Immigration enabled these processes, but was also highly stratified. This conference will examine the methods and impacts of those measures, and how successive waves of migrants have been received through a lens of labour history, racism & exclusion, reconciliation and new forms of organizing.
Topics of interest include, but are not limited to:
First Nation economies – then and now
Why they came – opportunities and broken promises
Exclusion and attraction – political determinations around immigration and refugees
The role of organized labour in giving welcome or advocating exclusion, and advancing equity
Continued racism and discrimination – Farm workers, domestic workers, temporary foreign workers
Reconciliation and de-colonization
The connection between attacks on unions and precarious work
Music, theatre, poetry, film, memorabilia and visual arts
We invite proposals for panels, individual presentations, academic research, workshops and other forms of presentation. Interactive sessions are preferred, and the reading of papers is discouraged.
The Fall 2019 edition of the Oregon Labor History Quarterly has been expanded to include more labor history background on current labor news issues. It also features a special section of excerpts and summaries from some of the presentations at the Portland conference in May. See the full newsletter below.

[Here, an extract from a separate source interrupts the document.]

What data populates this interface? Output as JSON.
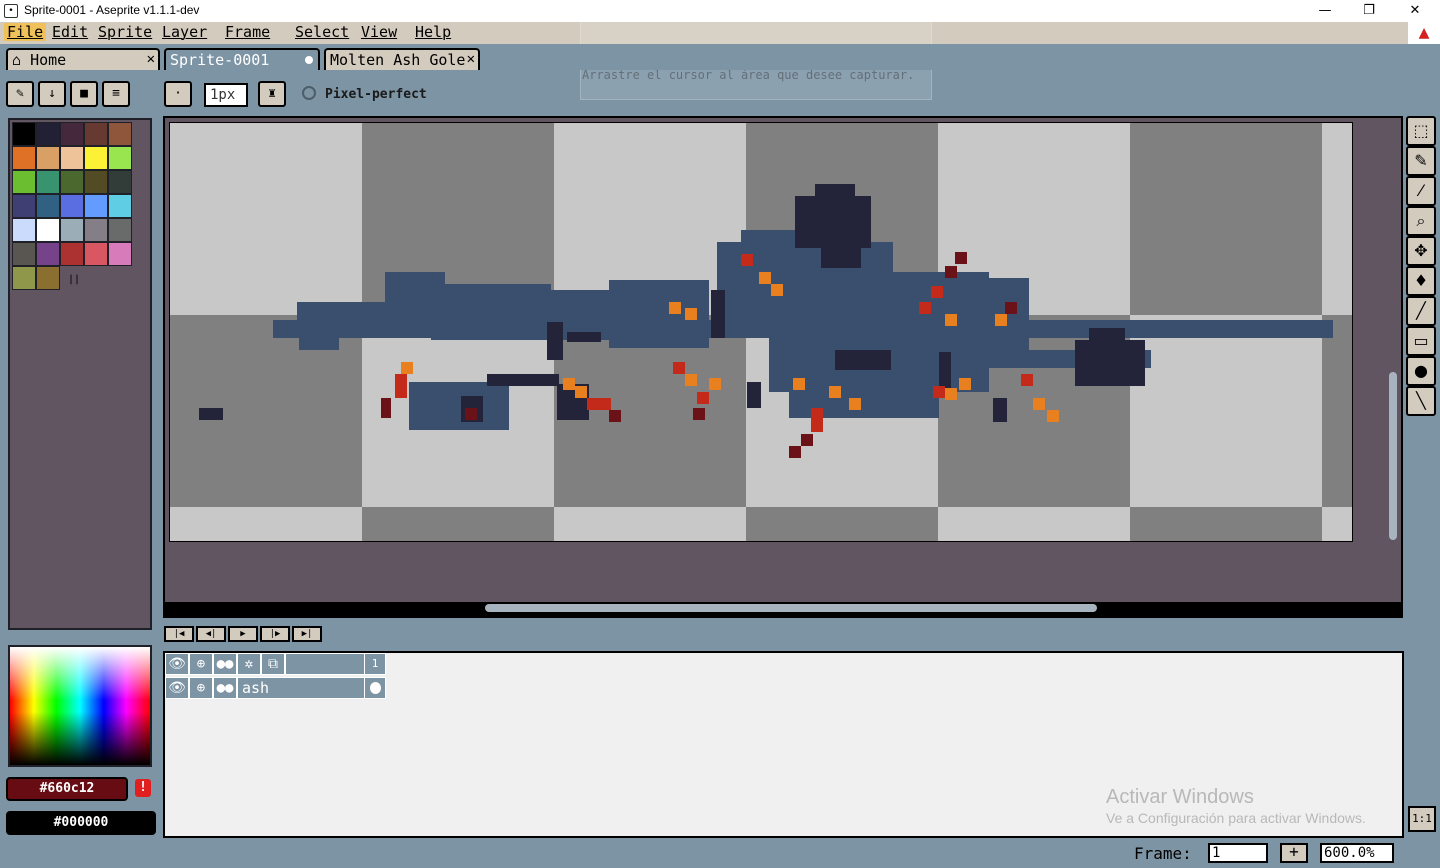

There aren’t many movies that qualify as appropriate viewing on Labor Day. One that does is Salt of the Earth, the story of a 1950s strike at a zinc mine in New Mexico that features a clash between the company and the mostly Mexican-American miners. It also features early feminist union supporters in action. You can see it on YouTube at https://www.youtube.com/watch?v=n3VPWmqaOb4. A PNLHA connection: Oregon trustee Ron Verzuh has made a short documentary film called Remembering Salt that is also available on YouTube at https://www.youtube.com/watch?v=YQdV9B8Zj-c.